7. What advice do you have to offer to an aspiring author?

Oh, wow. I don’t think I’m qualified to offer advice. I’m still figuring all of this out myself.  I guess if I had one thing to offer, and it’s not original by any means, it would be write on a schedule. 

8. Now here’s a zinger. Tell us something about yourself that you have not revealed in another interview yet. Something as simple as your favorite TV show or food will do.
One of my favorite TV shows is Rizzoli and Isles. I love the banter between Jane and Maura. 

9. What are you working on now and what are your future writing plans?

Right now I’m working on the next book in the Liz Talbot series. When I have a few more of her books out, I have another series in mind. But I think I’ll always be writing series characters, because I love to read them.

10. Is there anything else you would like to tell my blog readers?

I love to hear from readers! Please come visit me when you can on my website, or shoot me an email at .  I hang out at the usual places: Facebook, Twitter, Pinterest, and Goodreads.

Thanks, Susan! Now, who has a comment or question for her?

Monday, October 08, 2012

Tomorrow's Guest: Susan M. Boyer

Tomorrow, mystery author Susan M. Boyer will be a guest on my blog. Susan has been making up stories her whole life. She tags along with her husband on business trips whenever she can because hotels are great places to write: fresh coffee all day and cookies at 4 p.m. They have a home in Greenville, SC, which they occasionally visit. Susan’s short fiction has appeared in moonShine Review, Spinetingler Magazine, Relief Journal, The Petigru Review, and Catfish Stew. Her debut novel, Lowcountry Boil, is a 2012 RWA (Romance Writers of America) Golden Heart® finalist and a 2012 Daphne du Maurier finalist.

In her guest post tomorrow, Susan answers my interview questions, and I'm sure you'll be intrigued by what she has to say. Then, feel free to ask her some questions of your own in the comments.

Thursday, October 04, 2012

Room to Read

While I'm busy hobnobbing with fellow mystery authors and readers at Bouchercon, I wanted to draw your attention to a worthy international literacy charity that I recently found out about.

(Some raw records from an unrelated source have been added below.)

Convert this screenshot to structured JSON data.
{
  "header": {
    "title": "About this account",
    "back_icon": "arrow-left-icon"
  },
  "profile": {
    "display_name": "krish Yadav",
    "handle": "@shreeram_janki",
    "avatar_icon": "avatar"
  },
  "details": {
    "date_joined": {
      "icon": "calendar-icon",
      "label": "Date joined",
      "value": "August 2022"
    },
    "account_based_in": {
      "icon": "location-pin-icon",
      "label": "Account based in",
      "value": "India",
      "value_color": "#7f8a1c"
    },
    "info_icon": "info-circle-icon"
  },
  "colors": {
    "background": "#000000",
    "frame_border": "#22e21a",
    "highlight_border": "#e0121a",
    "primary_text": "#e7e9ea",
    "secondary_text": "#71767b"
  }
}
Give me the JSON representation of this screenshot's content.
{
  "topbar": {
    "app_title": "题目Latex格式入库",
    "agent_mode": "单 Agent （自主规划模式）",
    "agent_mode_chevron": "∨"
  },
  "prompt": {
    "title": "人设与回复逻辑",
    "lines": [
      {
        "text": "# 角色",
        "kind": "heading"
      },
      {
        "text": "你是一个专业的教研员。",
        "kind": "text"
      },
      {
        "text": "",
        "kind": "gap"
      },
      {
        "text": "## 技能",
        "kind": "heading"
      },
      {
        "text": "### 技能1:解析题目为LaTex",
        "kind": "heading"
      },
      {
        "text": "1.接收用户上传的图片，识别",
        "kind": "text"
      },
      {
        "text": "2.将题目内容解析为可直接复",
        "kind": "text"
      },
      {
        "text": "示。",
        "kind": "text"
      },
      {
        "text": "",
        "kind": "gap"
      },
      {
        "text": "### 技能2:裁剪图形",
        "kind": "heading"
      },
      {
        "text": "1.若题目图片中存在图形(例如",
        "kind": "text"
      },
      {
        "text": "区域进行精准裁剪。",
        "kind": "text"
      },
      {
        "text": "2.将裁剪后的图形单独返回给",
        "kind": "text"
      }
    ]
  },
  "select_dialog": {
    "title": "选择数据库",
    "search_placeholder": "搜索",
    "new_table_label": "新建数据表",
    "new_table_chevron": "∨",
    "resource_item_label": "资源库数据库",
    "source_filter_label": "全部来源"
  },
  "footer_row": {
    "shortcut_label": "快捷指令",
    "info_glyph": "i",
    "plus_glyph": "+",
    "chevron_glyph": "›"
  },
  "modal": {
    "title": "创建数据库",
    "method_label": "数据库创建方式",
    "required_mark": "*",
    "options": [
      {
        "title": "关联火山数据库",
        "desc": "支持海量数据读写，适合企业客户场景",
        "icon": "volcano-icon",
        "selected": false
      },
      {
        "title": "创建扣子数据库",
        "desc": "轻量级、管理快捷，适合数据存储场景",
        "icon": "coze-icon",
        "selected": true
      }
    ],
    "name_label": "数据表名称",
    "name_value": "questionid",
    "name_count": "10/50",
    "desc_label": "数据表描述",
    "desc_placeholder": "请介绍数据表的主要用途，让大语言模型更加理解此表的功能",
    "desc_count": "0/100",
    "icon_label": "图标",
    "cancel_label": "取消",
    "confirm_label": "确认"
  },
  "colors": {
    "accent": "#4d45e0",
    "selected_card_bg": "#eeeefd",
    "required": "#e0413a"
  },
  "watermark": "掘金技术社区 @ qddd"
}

Room to Read works with communities and local governments in Asia and Africa to develop literacy skills and a habit of reading among primary school children. The charity's goals are establishing school libraries, building schools, publishing local language children's books, training teachers on literacy education and supporting girls to complete secondary school. They currently work in underdeveloped areas of Bangladesh, Cambodia, India, Laos, Nepal, South Africa, Sri Lanka, Vietnam and Zambia, but they hope to expand to other areas.

I hope you'll consider including Room to Read in your charity giving plans!

Tuesday, October 02, 2012

Bouchercon Bound

Early Thursday morning I will step onto a plane bound for Cleveland, Ohio, and the Bouchercon mystery conference. Named after mystery author Anthony Boucher, this is the largest annual mystery convention in the United States, where mystery authors and their fans can mix and meet. Bouchercon will run from Thursday through Sunday. If you are attending, I hope you will find me at one of the following events, nab me and say hi!

6:30 – 9:00 PM on Thursday, Opening Ceremonies at the Rock and Roll Hall of Fame

7:30 – 8:45 AM on Friday, New Author Coffee Hour, Grand Ballroom A

6:00 – 8:00 PM on Friday, Auction and Reception

7:30 - 8:45 AM on Saturday, Sisters in Crime Breakfast, Shuckers Room

6:30 – 9:00 PM on Saturday, Anthony Awards Ceremony/Reception

9:00 – 9:50 AM on Sunday, "Red Herrings" panel with Keith Raffel (moderator), Ross Pennie, Diane Pirone-Gelman, Janice Hamrick, Melodie Campbell, and me, Ambassador Room

This will be followed by a signing period in the Book Room. I hope you'll stop by my table to chat.